Concerns over exclusion tend to focus on the excluded child but the impact of one child’s poor behaviour on others can be profound. A disruptive pupil can ruin a lesson, and if the disruption occurs on a daily basis, as if often does, the result is the potential loss of hundreds of hours of learning for the rest of the class.
Disruptive children also encourage others, leading to widespread misbehaviour and, sometimes, defiance. In circumstances such as these, teachers simply cannot teach and pupils cannot learn. Most worrying of all are the safeguarding issues relating to non-exclusion.
A violent pupil, or one who has been caught supplying drugs, is a danger to others; a pupil who has assaulted a member of staff becomes a risk to everyone who tries to teach him or her. Are schools therefore really able to manage the risks involved in keeping potentially dangerous pupils in school?
The views of parents
This brings us to possibly the biggest barrier to the implementation of non-exclusion policies: the views of parents. Parents will need a great deal of convincing if they are to send their children to schools where potentially violent pupils, and those caught supplying drugs, are kept on site and reintegrated into the classrooms where their sons and daughters are trying to learn.
Ultimately, the introduction of a non-exclusion policy is both courageous and morally justified; it is, however, a tremendous risk. It depends upon huge staff commitment, strong parental support and, of course, significant funding.
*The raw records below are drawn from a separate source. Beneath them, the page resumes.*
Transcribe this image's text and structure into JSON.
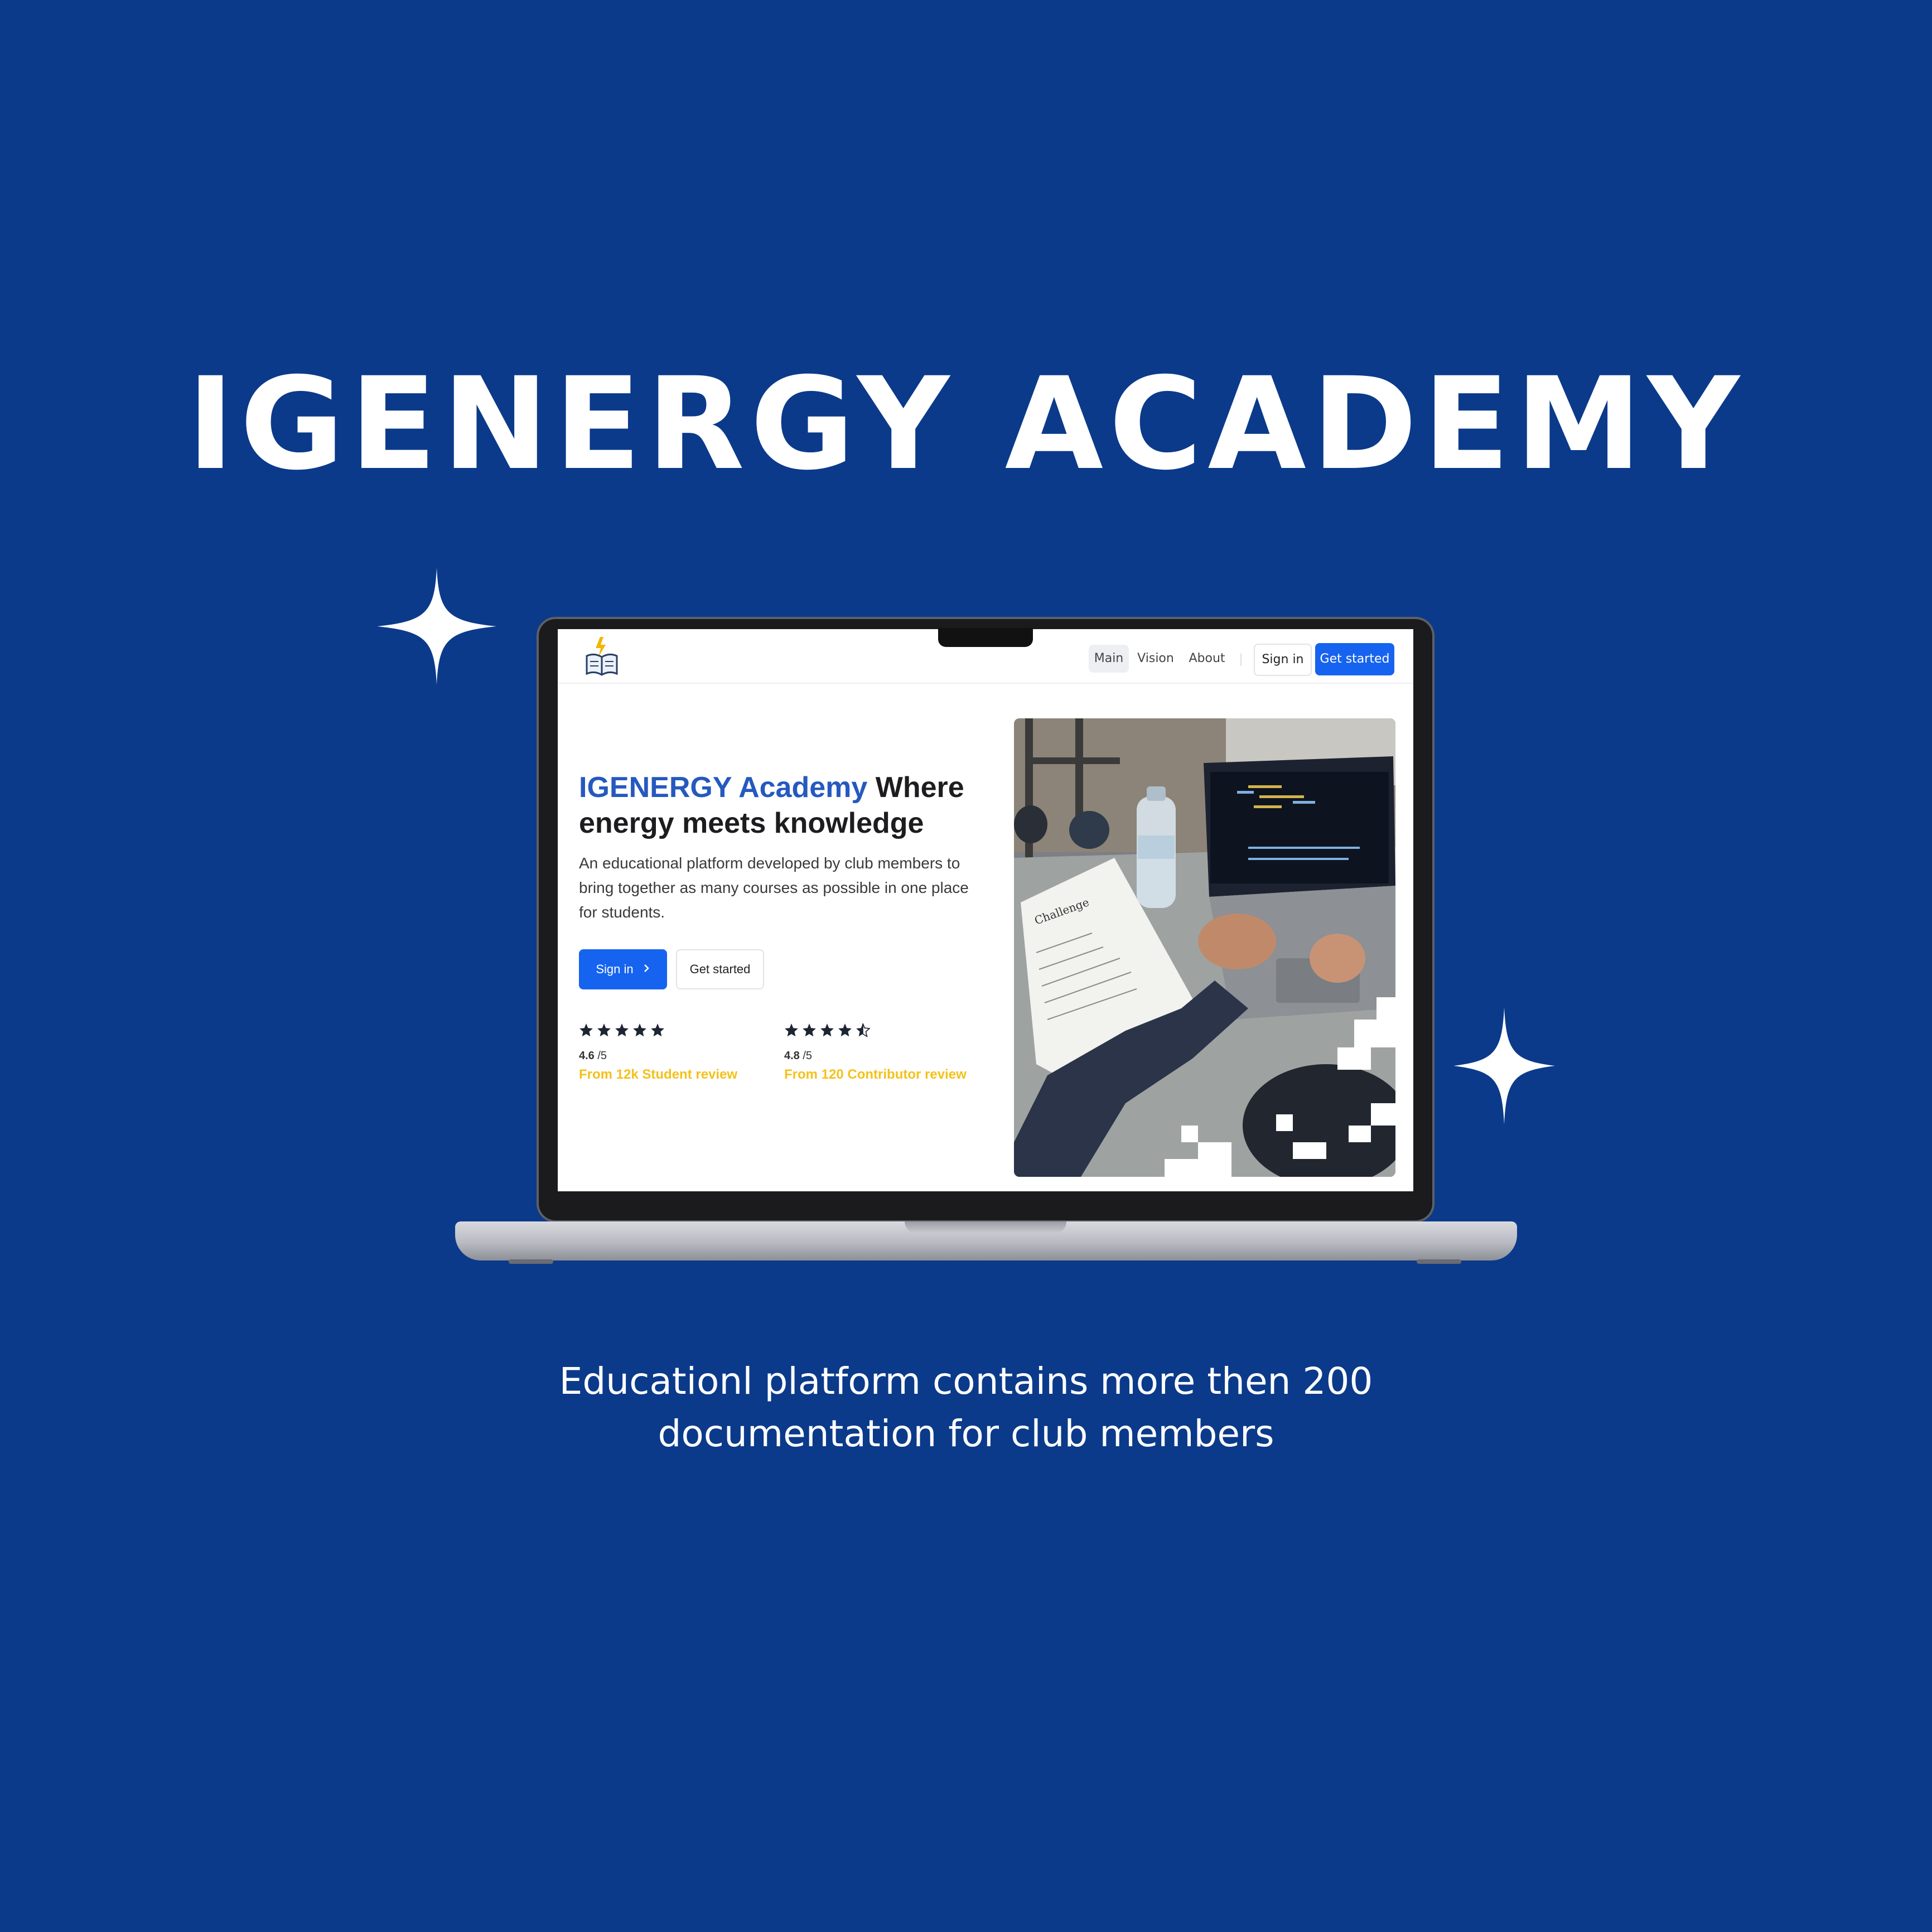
{
  "headline": "IGENERGY ACADEMY",
  "caption": {
    "line1": "Educationl platform contains more then 200",
    "line2": "documentation for club members"
  },
  "colors": {
    "background": "#0b3a8a",
    "primary_button": "#1663f0",
    "brand_text": "#2559bf",
    "review_text": "#f4c11a"
  },
  "site": {
    "logo_icon": "book-lightning-icon",
    "nav": {
      "items": [
        "Main",
        "Vision",
        "About"
      ],
      "active": "Main",
      "signin": "Sign in",
      "get_started": "Get started"
    },
    "hero": {
      "brand": "IGENERGY Academy",
      "title_rest": " Where energy meets knowledge",
      "description": "An educational platform developed by club members to bring together as many courses as possible in one place for students.",
      "signin_button": "Sign in",
      "signin_icon": "chevron-right-icon",
      "get_started_button": "Get started"
    },
    "ratings": [
      {
        "stars": 5,
        "score": "4.6",
        "out_of": "/5",
        "label": "From 12k Student review"
      },
      {
        "stars": 4.5,
        "score": "4.8",
        "out_of": "/5",
        "label": "From 120 Contributor review"
      }
    ],
    "photo": {
      "alt": "Student coding on a laptop with a challenge sheet and water bottle",
      "paper_heading": "Challenge"
    }
  }
}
If pupils at risk of exclusion can be supported back into the classroom, this is a cause for celebration; if, however, they disrupt the learning of others and threaten their safety, should they really be in school?
Use the following item in the Toolkit to help you put the ideas in this article into practice: